Last week I was given an Olympus OMD EM-5 to test out. I only had a couple of hours with it, believe me as soon as it went into my hands, I knew was going to be too little. But as there are only 2 of these in the country I couldn’t really protest its departure. The EM-5 was lighter and smaller than I thought it would be but it had a good weight to it and I’d say the perfect size given my hands. I didn’t have the 2 part grip on at the time I photographed but I tried that later on and both variations make the camera exceptionally easier to handle.
I wanted to see essentially how this camera compared to my usual arsenal of film rangefinder cameras like the Bessa T and the Leica M6 could hold up on the street. Both are obviously heavier and are manual focus and exposure. And they take film. What? Film. You know. That celluloid stuff photographers use to be made of? I am a traditionalist, but not a Luddite.

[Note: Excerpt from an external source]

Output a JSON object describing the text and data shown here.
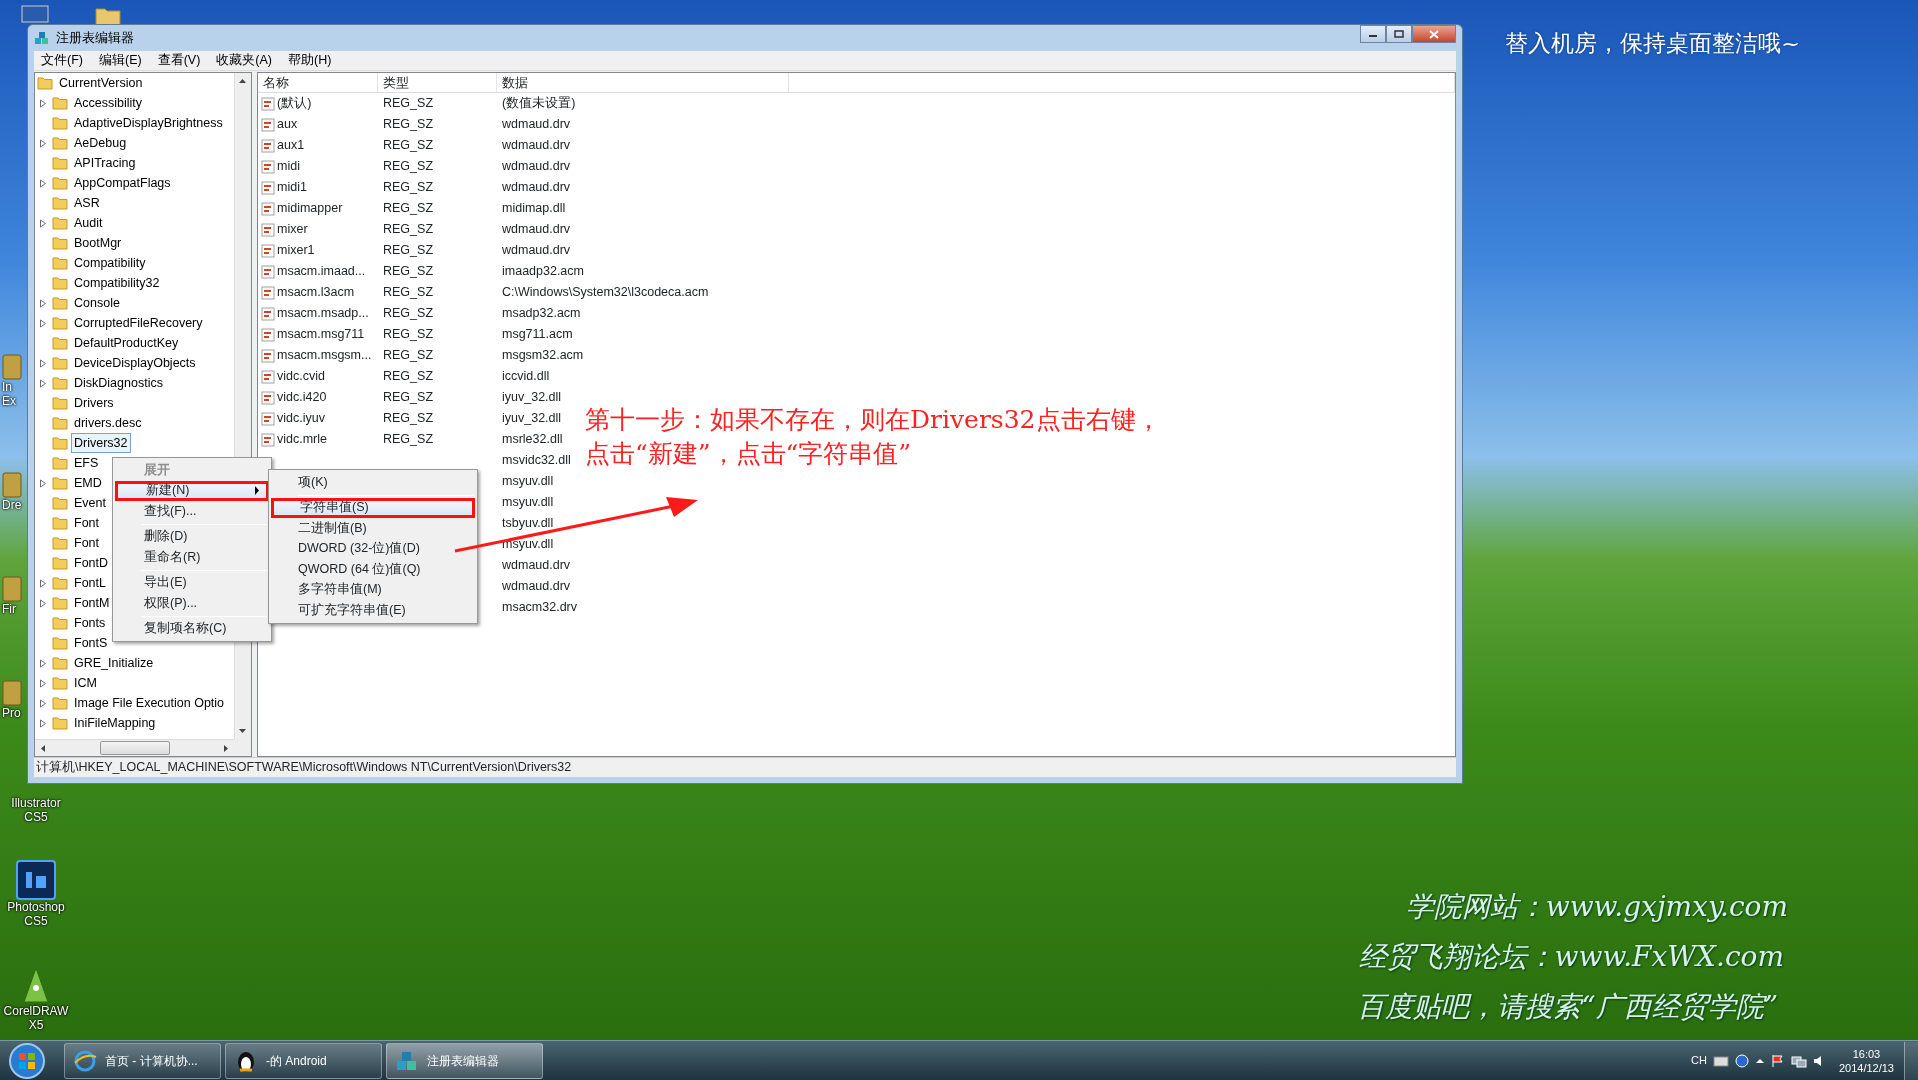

I own and frequently operate Nikon D700s D3s and D3x as well as Canon 5D Mark II, 7D and the Mark IV. My previous experience of point and shoot digital cameras started with Sony Cybershots and has gradually climbed to the Panasonic GF1 (with which I shot most of the material on this blog) which I bought when it was first released. I have also played enviously with my friend’s Olympus EP-3. Until now.
To go with the ‘snapshot’ analogy: I am use to shooting rifles. So what could I do with a camera which is the equivalent of a fully automatic weapon? Say a Kalashnikov? What I noticed immediately was the focusing speed and pressure response of the trigger button, the clarity of the viewfinder, the relative silence, and the rapid fire speed. And yes, I did use the tilting screen and touch focus. Brilliant. Nothing in my opinion beats optical viewing, but when that is not possible, the build in Olympus EVF will definitely do. The menus were easy to operate and access and the settings on the camera were simple to adjust. I didn’t have a lot of time with a manual or any instructions before I got the camera so I had to figure out how to use it on the go. And that was not a problem.
I was astonished at how much closer I could get to my subjects (random people on the street) and how long I could spend photographing them before they realised. This camera was definitely a stealth operator, smaller and faster than any digital camera I’ve ever used. This is one of the reasons I do not use my D700 on the street. It’s just too big and too loud. In fact it’s the reason I gravitated towards rangefinders early on. Additionally, for a tiny quiet camera it boasts 16MP and is highly low light capable. The dynamic range is also fantastic. If I had been shooting RAW files I’d have relatively little work to do for inside/outside shots. What I was use to seeing blown out on my other cameras was actually coming up with a generous amount of detail.
In short I’ll be pre-ordering one of these this week. With grip. And the 45mm lens because in addition to stepping back and observing scenes, I like to get close up too as you’ll see if you visit my regular site.
All these images are straight out of the camera JPEGS with no manipulation. See all the images here.